Hooded person holding a red card with digital
Have you ever been spied on? Or worse, maybe you have and don’t even know it.
Whether it’s the Peeping Tom lurking in the bushes or Big Brother monitoring our every move, the thought of being followed makes us uncomfortable (and a tad paranoid).
Privacy is important to us – both our physical and virtual privacy that is. Our online identities are extremely valuable, however, our ability to control who sees what is limited.
With more personal information being collected than ever before, people are seeking to secure and anonymise their data.
You may have heard of this thing called a VPN – Virtual Private Network? No doubt you won’t need much schooling on what a VPN is if you are: a) a regular torrent user or b) a sports enthusiast trying to watch the latest game behind a region-restricted pay wall.

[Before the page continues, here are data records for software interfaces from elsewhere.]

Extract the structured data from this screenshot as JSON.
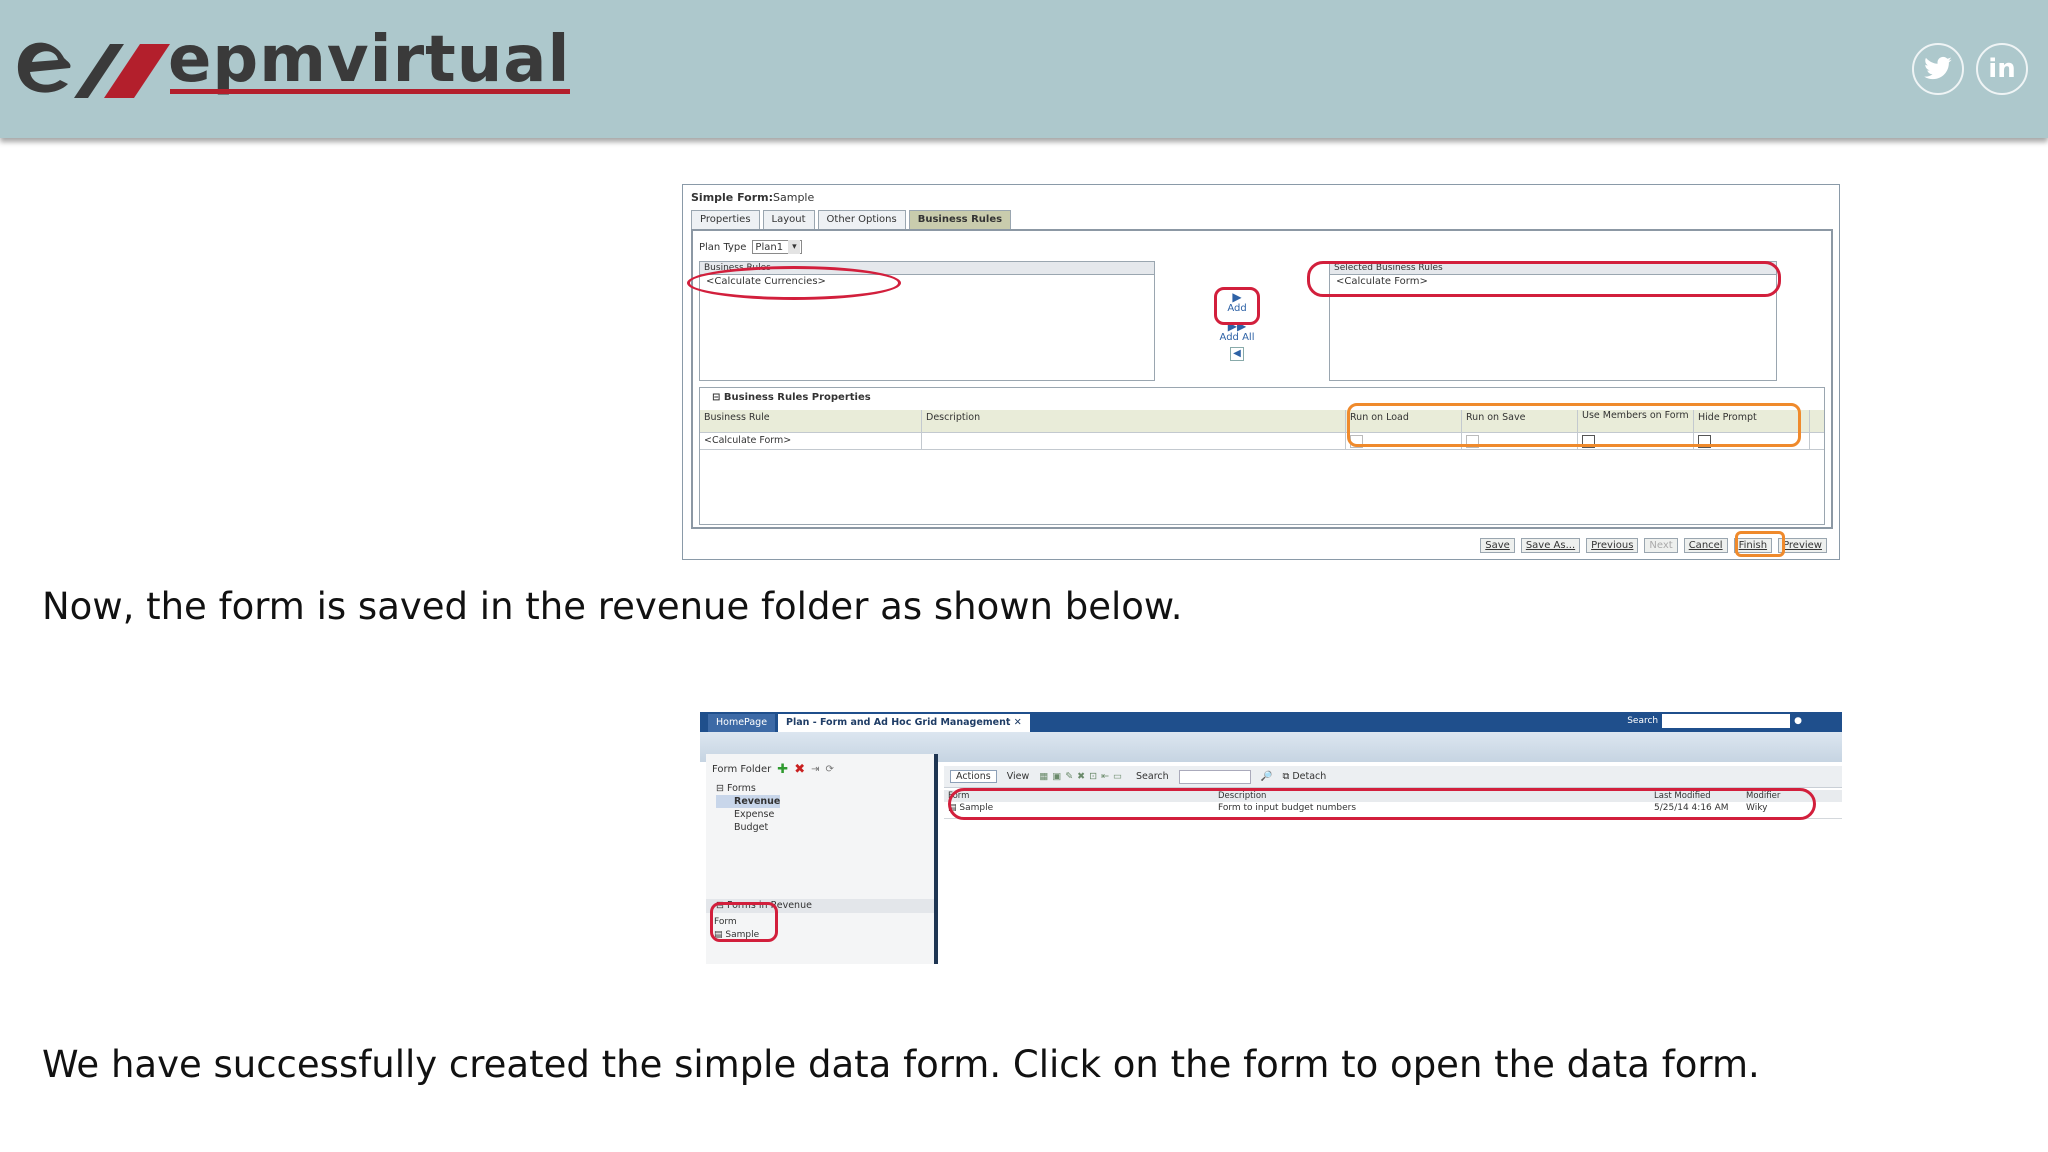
{
  "header": {
    "brand": "epmvirtual",
    "social": [
      {
        "name": "twitter-icon",
        "glyph": "🐦"
      },
      {
        "name": "linkedin-icon",
        "glyph": "in"
      }
    ],
    "colors": {
      "bar": "#adc8cc",
      "brand_red": "#b31f2c",
      "brand_dark": "#3a3a3a"
    }
  },
  "captions": {
    "first": "Now, the form is saved in the revenue folder as shown below.",
    "second": "We have successfully created the simple data form. Click on the form to open the data form."
  },
  "shot1": {
    "title_label": "Simple Form:",
    "title_value": "Sample",
    "tabs": [
      "Properties",
      "Layout",
      "Other Options",
      "Business Rules"
    ],
    "plan_type_label": "Plan Type",
    "plan_type_value": "Plan1",
    "business_rules_header": "Business Rules",
    "business_rules_item": "<Calculate Currencies>",
    "selected_rules_header": "Selected Business Rules",
    "selected_rules_item": "<Calculate Form>",
    "add_label": "Add",
    "add_all_label": "Add All",
    "properties_title": "Business Rules Properties",
    "grid_headers": [
      "Business Rule",
      "Description",
      "Run on Load",
      "Run on Save",
      "Use Members on Form",
      "Hide Prompt"
    ],
    "grid_row": [
      "<Calculate Form>",
      ""
    ],
    "buttons": [
      "Save",
      "Save As...",
      "Previous",
      "Next",
      "Cancel",
      "Finish",
      "Preview"
    ]
  },
  "shot2": {
    "tab_home": "HomePage",
    "tab_plan": "Plan - Form and Ad Hoc Grid Management",
    "search_label": "Search",
    "form_folder_label": "Form Folder",
    "tree": [
      "Forms",
      "Revenue",
      "Expense",
      "Budget"
    ],
    "forms_in_label": "Forms in Revenue",
    "form_col": "Form",
    "form_item": "Sample",
    "toolbar": {
      "actions": "Actions",
      "view": "View",
      "search": "Search",
      "detach": "Detach"
    },
    "grid_headers": [
      "Form",
      "Description",
      "Last Modified",
      "Modifier"
    ],
    "grid_row": [
      "Sample",
      "Form to input budget numbers",
      "5/25/14 4:16 AM",
      "Wiky"
    ]
  }
}
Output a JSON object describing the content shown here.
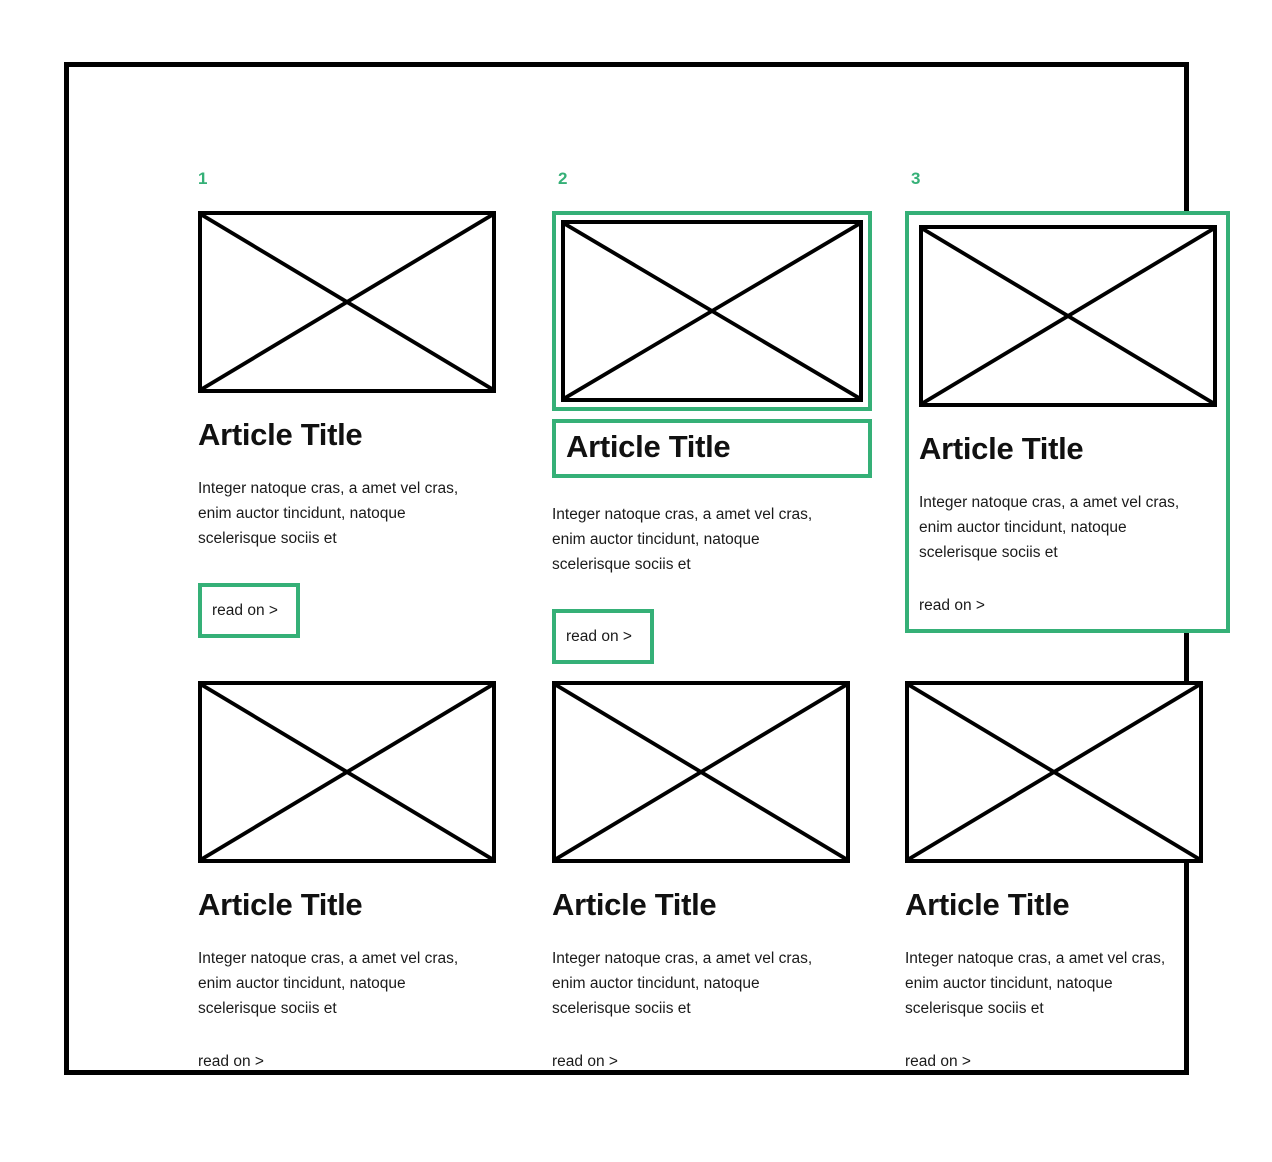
{
  "theme": {
    "accent": "#35b077",
    "ink": "#000000",
    "background": "#ffffff"
  },
  "wireframe": {
    "frame_label": "article-grid-wireframe",
    "columns": 3,
    "rows": 2
  },
  "annotations": {
    "numbers": [
      "1",
      "2",
      "3"
    ],
    "descriptions": [
      "read on link highlighted",
      "thumbnail, title and read on link highlighted separately",
      "whole card highlighted"
    ]
  },
  "article": {
    "title": "Article Title",
    "body": "Integer natoque cras, a amet vel cras, enim auctor tincidunt, natoque scelerisque sociis et",
    "read_more": "read on >",
    "thumbnail_alt": "image placeholder"
  },
  "cards": [
    {
      "number": "1",
      "title": "Article Title",
      "body": "Integer natoque cras, a amet vel cras, enim auctor tincidunt, natoque scelerisque sociis et",
      "read_more": "read on >",
      "highlight": "read-on"
    },
    {
      "number": "2",
      "title": "Article Title",
      "body": "Integer natoque cras, a amet vel cras, enim auctor tincidunt, natoque scelerisque sociis et",
      "read_more": "read on >",
      "highlight": "thumb-title-readon"
    },
    {
      "number": "3",
      "title": "Article Title",
      "body": "Integer natoque cras, a amet vel cras, enim auctor tincidunt, natoque scelerisque sociis et",
      "read_more": "read on >",
      "highlight": "whole-card"
    },
    {
      "number": "",
      "title": "Article Title",
      "body": "Integer natoque cras, a amet vel cras, enim auctor tincidunt, natoque scelerisque sociis et",
      "read_more": "read on >",
      "highlight": "none"
    },
    {
      "number": "",
      "title": "Article Title",
      "body": "Integer natoque cras, a amet vel cras, enim auctor tincidunt, natoque scelerisque sociis et",
      "read_more": "read on >",
      "highlight": "none"
    },
    {
      "number": "",
      "title": "Article Title",
      "body": "Integer natoque cras, a amet vel cras, enim auctor tincidunt, natoque scelerisque sociis et",
      "read_more": "read on >",
      "highlight": "none"
    }
  ]
}
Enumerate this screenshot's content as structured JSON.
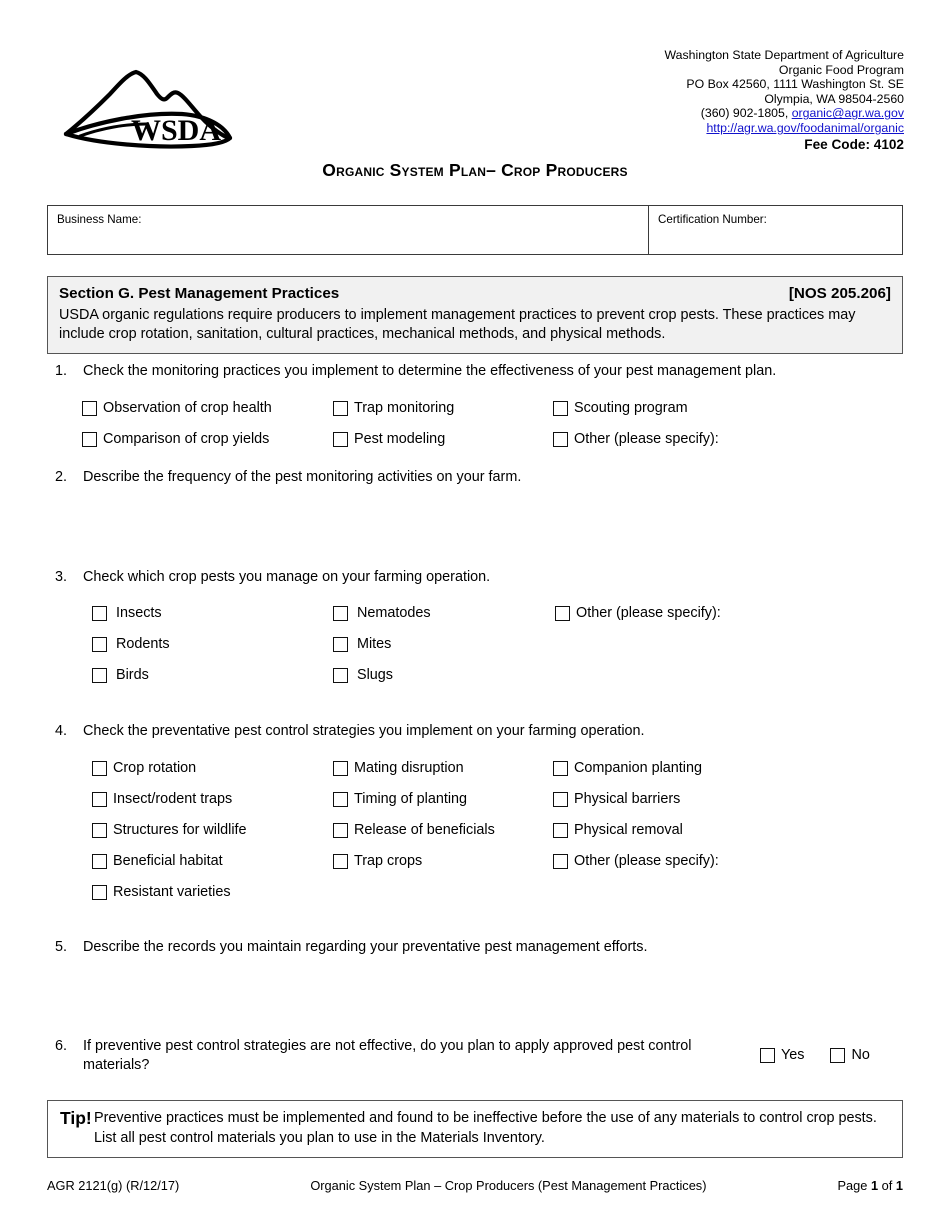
{
  "header": {
    "logo_name": "WSDA",
    "agency_lines": [
      "Washington State Department of Agriculture",
      "Organic Food Program",
      "PO Box 42560, 1111 Washington St. SE",
      "Olympia, WA 98504-2560"
    ],
    "phone_prefix": "(360) 902-1805, ",
    "email": "organic@agr.wa.gov",
    "website": "http://agr.wa.gov/foodanimal/organic",
    "fee_code": "Fee Code: 4102",
    "link_color": "#1111cc"
  },
  "title": "Organic System Plan– Crop Producers",
  "business_box": {
    "business_name_label": "Business Name:",
    "business_name_value": "",
    "certification_number_label": "Certification Number:",
    "certification_number_value": ""
  },
  "section": {
    "title": "Section G.  Pest Management Practices",
    "reference": "[NOS 205.206]",
    "description": "USDA organic regulations require producers to implement management practices to prevent crop pests. These practices may include crop rotation, sanitation, cultural practices, mechanical methods, and physical methods."
  },
  "questions": [
    {
      "number": "1.",
      "text": "Check the monitoring practices you implement to determine the effectiveness of your pest management plan.",
      "options_col1": [
        "Observation of crop health",
        "Comparison of crop yields"
      ],
      "options_col2": [
        "Trap monitoring",
        "Pest modeling"
      ],
      "options_col3": [
        "Scouting program",
        "Other (please specify):"
      ]
    },
    {
      "number": "2.",
      "text": "Describe the frequency of the pest monitoring activities on your farm.",
      "answer": ""
    },
    {
      "number": "3.",
      "text": "Check which crop pests you manage on your farming operation.",
      "options_col1": [
        "Insects",
        "Rodents",
        "Birds"
      ],
      "options_col2": [
        "Nematodes",
        "Mites",
        "Slugs"
      ],
      "options_col3": [
        "Other (please specify):"
      ]
    },
    {
      "number": "4.",
      "text": "Check the preventative pest control strategies you implement on your farming operation.",
      "options_col1": [
        "Crop rotation",
        "Insect/rodent traps",
        "Structures for wildlife",
        "Beneficial habitat",
        "Resistant varieties"
      ],
      "options_col2": [
        "Mating disruption",
        "Timing of planting",
        "Release of beneficials",
        "Trap crops"
      ],
      "options_col3": [
        "Companion planting",
        "Physical barriers",
        "Physical removal",
        "Other (please specify):"
      ]
    },
    {
      "number": "5.",
      "text": "Describe the records you maintain regarding your preventative pest management efforts.",
      "answer": ""
    },
    {
      "number": "6.",
      "text": "If preventive pest control strategies are not effective, do you plan to apply approved pest control materials?",
      "yes_label": "Yes",
      "no_label": "No"
    }
  ],
  "tip": {
    "word": "Tip!",
    "text": "Preventive practices must be implemented and found to be ineffective before the use of any materials to control crop pests. List all pest control materials you plan to use in the Materials Inventory."
  },
  "footer": {
    "form_id": "AGR 2121(g) (R/12/17)",
    "center": "Organic System Plan – Crop Producers (Pest Management Practices)",
    "page_prefix": "Page ",
    "page_current": "1",
    "page_middle": " of ",
    "page_total": "1"
  }
}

But now that mobile phones are essentially mobile computers, millions of users worldwide are turning to mobile VPN apps to hide their browsing activity, access region-restricted content and ensure their data is secure when using public Wi-Fi networks.
We recently published a report with the University of New South Wales and the University of Berkeley has revealed that these apps are not as secure as they make out to be.
The first analysis of its kind, the report looked at 283 Android VPN apps, investigating a wide range of security and privacy features.
Alarmingly, the report uncovered that not only did 18 per cent of the apps fail to encrypt users’ traffic but 38 per cent injected malware or malvertising – software designed to damage or gain access to the users’ information. The very reason users install these apps – to protect their data – is the very function they are not performing and these apps have been installed by tens of millions of users.
And what’s more, the report found that over 80 per cent of apps requested to access sensitive data such as user accounts and text messages.
While most of the examined apps offer (some form of) online anonymity, some app developers deliberately sought to collect personal user information that could then be sold on to external partners.
Ironically, the report found that less than 1 percent of users had any security or privacy concerns about these apps.
Our Professor and Senior Principal Researcher in Online Privacy and Security, Dali Kaafar explained that the findings of the study were shared with developers whose apps displayed security shortcomings.
“Several of them [app developers] took actions to fix the identified vulnerabilities. Some apps were even removed from the Google Play Store,” said Mr Kaafar.
Mr Kaafar encourages users to shop around, compare functionality and read app reviews before signing up to a particular VPN app to avoid falling for the illusion of privacy that some of these apps offer.
“Always pay attention to the permissions requested by apps that you download. This study shows that VPN app users, in particular, should take the time to learn about how serious the issues with these apps are and the significant risks they are taking using these services.”
Read the full report here.